Exercise =
Locate and copy each line in the data that contains the word "this".

Records to process: Begin

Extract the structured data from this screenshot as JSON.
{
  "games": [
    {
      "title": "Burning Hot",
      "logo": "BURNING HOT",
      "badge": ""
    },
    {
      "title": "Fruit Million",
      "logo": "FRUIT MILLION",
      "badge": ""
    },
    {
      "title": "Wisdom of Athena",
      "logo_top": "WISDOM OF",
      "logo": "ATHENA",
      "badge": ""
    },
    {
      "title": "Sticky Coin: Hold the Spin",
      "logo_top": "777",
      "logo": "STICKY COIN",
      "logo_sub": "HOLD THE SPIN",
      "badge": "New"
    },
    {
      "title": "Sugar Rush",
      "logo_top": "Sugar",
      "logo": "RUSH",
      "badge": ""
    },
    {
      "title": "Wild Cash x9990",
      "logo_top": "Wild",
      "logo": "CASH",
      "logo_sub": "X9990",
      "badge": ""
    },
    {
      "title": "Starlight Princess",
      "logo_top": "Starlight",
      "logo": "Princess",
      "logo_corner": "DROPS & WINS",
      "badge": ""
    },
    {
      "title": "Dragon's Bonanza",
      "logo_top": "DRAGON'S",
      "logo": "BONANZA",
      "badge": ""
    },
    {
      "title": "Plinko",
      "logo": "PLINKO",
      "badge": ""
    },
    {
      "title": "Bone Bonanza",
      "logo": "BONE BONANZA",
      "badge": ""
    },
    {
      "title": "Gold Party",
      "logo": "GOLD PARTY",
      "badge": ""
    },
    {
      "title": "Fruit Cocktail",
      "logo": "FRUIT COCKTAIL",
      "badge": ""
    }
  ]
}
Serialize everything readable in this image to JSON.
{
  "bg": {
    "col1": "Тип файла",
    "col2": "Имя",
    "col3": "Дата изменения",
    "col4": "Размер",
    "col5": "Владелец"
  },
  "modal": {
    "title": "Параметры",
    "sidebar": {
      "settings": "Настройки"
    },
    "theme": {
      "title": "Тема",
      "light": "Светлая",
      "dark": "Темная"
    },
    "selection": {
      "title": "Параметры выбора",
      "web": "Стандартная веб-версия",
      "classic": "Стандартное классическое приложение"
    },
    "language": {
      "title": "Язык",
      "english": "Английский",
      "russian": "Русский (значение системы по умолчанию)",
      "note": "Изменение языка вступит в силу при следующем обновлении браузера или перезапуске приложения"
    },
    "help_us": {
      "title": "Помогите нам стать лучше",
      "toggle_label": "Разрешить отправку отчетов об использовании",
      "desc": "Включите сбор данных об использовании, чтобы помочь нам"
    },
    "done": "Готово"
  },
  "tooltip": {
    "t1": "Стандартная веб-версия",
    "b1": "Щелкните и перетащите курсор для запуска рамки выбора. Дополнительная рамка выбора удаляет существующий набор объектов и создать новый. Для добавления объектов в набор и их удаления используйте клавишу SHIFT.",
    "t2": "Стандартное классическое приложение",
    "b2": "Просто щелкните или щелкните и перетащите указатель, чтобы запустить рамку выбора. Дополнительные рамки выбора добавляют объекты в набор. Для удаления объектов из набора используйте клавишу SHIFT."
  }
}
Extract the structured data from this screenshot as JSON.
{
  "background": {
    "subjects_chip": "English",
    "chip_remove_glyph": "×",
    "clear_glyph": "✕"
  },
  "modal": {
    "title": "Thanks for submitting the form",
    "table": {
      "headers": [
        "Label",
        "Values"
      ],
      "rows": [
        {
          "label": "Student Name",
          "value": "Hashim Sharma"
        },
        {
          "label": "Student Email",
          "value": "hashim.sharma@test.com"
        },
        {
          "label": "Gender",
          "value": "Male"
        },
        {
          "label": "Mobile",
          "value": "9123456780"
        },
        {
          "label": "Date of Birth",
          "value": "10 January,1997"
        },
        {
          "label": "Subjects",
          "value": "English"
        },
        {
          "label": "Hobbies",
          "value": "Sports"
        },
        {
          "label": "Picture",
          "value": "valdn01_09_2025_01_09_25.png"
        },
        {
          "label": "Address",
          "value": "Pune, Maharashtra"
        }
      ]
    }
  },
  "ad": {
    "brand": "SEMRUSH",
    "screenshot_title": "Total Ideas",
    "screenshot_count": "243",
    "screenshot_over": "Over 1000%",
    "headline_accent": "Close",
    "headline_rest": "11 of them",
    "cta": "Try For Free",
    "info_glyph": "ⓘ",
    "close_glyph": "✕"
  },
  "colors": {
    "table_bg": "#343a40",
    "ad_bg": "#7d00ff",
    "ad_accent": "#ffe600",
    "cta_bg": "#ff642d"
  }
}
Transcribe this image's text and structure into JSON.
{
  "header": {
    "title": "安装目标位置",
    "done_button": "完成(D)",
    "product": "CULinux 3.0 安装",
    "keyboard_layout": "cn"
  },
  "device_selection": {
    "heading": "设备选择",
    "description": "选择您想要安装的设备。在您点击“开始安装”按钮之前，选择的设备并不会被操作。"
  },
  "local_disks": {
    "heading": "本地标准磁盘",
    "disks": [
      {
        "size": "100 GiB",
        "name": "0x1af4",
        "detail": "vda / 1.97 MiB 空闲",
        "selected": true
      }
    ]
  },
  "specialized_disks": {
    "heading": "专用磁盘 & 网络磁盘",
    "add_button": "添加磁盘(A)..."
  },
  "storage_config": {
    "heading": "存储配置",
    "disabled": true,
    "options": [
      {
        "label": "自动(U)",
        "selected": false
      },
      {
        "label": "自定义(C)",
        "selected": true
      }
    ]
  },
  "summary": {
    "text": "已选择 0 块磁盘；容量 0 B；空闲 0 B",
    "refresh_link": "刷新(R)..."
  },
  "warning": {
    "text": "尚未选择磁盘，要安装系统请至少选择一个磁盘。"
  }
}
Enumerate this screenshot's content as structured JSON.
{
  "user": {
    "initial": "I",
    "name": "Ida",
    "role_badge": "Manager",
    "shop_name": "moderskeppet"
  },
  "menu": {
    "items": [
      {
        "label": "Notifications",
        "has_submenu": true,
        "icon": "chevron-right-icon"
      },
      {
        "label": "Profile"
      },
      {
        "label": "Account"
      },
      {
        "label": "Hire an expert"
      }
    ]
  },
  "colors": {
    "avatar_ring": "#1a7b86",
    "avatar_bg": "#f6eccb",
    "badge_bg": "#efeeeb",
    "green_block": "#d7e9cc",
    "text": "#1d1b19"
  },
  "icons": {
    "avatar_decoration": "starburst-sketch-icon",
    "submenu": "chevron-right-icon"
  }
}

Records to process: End

Output below =
Extract the structured data from this screenshot as JSON.
Serialize everything readable in this image to JSON.
Extract the structured data from this screenshot as JSON.
Transcribe this image's text and structure into JSON.
Enumerate this screenshot's content as structured JSON.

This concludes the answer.